23rd July 2020 - Page 32

MAY 09 2019
Check your grass, not the date
FTER a mild winter we now have
a great chance to rebuild silage
stocks depleted after that long, dry
summer of 2018.
One way would be to take an early
first cut. After all you do not have to always
wait until May is nearly out.
By cutting earlier, not only is grass
quality likely to be better, but regrowth
can be faster from the fresher sward that
gives better tillering leading to a stronger,
healthier second cut. An earlier second cut
can therefore give greater total tonnage
over the two cuts than from one later cut,
thus helping get silage reserves back to
more comfortable levels in case we again
have another long dry summer.
If instead first cut is left late awaiting bulk
the quality can be much poorer. That very
heavy late crop can contain a lot of dead
material in the sward base.
Remember, a ryegrass plant will only
support three leaves. A plant that already
has three leaves, which then puts out a
fourth, will then have a leaf at the bottom
that dies back.
When cutting early before longer, drier
summer days arrive and with heavy dews
the lush crops will need more wilting. So
mow in the morning and ted out within a
couple of hours driving slowly to get a good
spread. This will maximise wilt and the key
is to get 28-32 per cent DM as quickly as
Early cut grass tends to be higher in
digestibility and protein so help will be
needed with fermentation as higher protein
tends to have a buffering effect.
Wilting to the correct percentage dry
matter will certainly help with preservation
as will a suitable additive. But do make sure
the additive has been proven to work with
this higher protein grass heading for your
silo pit.
To join the debate on best practice silage
making browse www.cuttoclamp.com or
contact Volac free phone 0800 919808 for
further information.
Volac Ecosyl tried and tested additives are
distributed in NI by John Thompson & Son
Ltd, telephone (028) 9035 1321.
RIGHT: Peter Smith says watch the grass
to judge when to take first cut silage.
Fierce competition expected in Suffolk classes
ORK breeder Arthur O’Keeffe
will judge this year’s Suffolk
classes at Balmoral Show.
O’Keeffe, of the famed Annakisha
flock in Cork, will have the unenviable
task of choosing a winner from a total
of five classes before selecting the
special prize winners and, of course,
the Supreme RUAS champion for
Judging takes place on Wednesday,
LEFT: Last year’s Supreme
Champion from G Beacom.
the first day of the four day event,
starting at 1pm when Northern
Ireland’s leading breeders will
again put their best foot forward in
presenting another outstanding lineup.
Competition in the Suffolk judging
ring is best described as fierce but
friendly and this healthy rivalry
merely adds to the sense of occasion
as local flock owners set their
sights on a Royal Ulster Agricultural
Society champion rosette.
Balmoral is a major shop window
for breeders and potential customers
alike, with pedigree flock owners
and commercial sheep producers
getting a first glimpse of the cream
of the 2019 lamb crop, some of which
will become available for purchase
during the summer selling season.
For more information
contact chairman Joe
Stewart 07884 336400
or secretary Orla Butler 07841

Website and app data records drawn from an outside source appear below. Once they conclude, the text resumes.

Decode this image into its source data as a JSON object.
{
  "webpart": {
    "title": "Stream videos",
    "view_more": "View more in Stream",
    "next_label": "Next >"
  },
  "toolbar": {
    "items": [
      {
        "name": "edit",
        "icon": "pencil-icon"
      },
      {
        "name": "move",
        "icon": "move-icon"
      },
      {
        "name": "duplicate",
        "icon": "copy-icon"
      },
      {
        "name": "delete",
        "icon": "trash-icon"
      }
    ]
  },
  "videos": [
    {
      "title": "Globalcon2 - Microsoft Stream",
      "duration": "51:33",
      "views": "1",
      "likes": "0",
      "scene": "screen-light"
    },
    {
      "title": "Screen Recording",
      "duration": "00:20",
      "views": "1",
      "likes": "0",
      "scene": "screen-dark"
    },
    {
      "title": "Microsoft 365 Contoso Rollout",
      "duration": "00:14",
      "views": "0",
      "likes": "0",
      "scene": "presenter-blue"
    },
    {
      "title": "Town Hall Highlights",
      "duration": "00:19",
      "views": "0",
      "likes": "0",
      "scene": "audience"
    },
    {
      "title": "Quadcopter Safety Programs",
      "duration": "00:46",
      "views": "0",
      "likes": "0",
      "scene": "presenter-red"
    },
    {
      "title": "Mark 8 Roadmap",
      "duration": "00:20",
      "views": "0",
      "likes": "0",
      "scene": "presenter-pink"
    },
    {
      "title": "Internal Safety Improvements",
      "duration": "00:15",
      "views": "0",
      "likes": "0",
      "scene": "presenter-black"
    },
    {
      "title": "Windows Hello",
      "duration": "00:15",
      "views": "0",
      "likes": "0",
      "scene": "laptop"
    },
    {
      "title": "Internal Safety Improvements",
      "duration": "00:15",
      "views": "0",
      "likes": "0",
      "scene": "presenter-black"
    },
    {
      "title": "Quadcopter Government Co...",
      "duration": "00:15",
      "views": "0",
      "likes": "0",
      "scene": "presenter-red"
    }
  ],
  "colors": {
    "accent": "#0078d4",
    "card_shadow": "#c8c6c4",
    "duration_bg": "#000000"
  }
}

Powered by

Full screen Click to read
Paperturn flip book viewer
Download as PDF
Shopping cart
Full screen
Exit full screen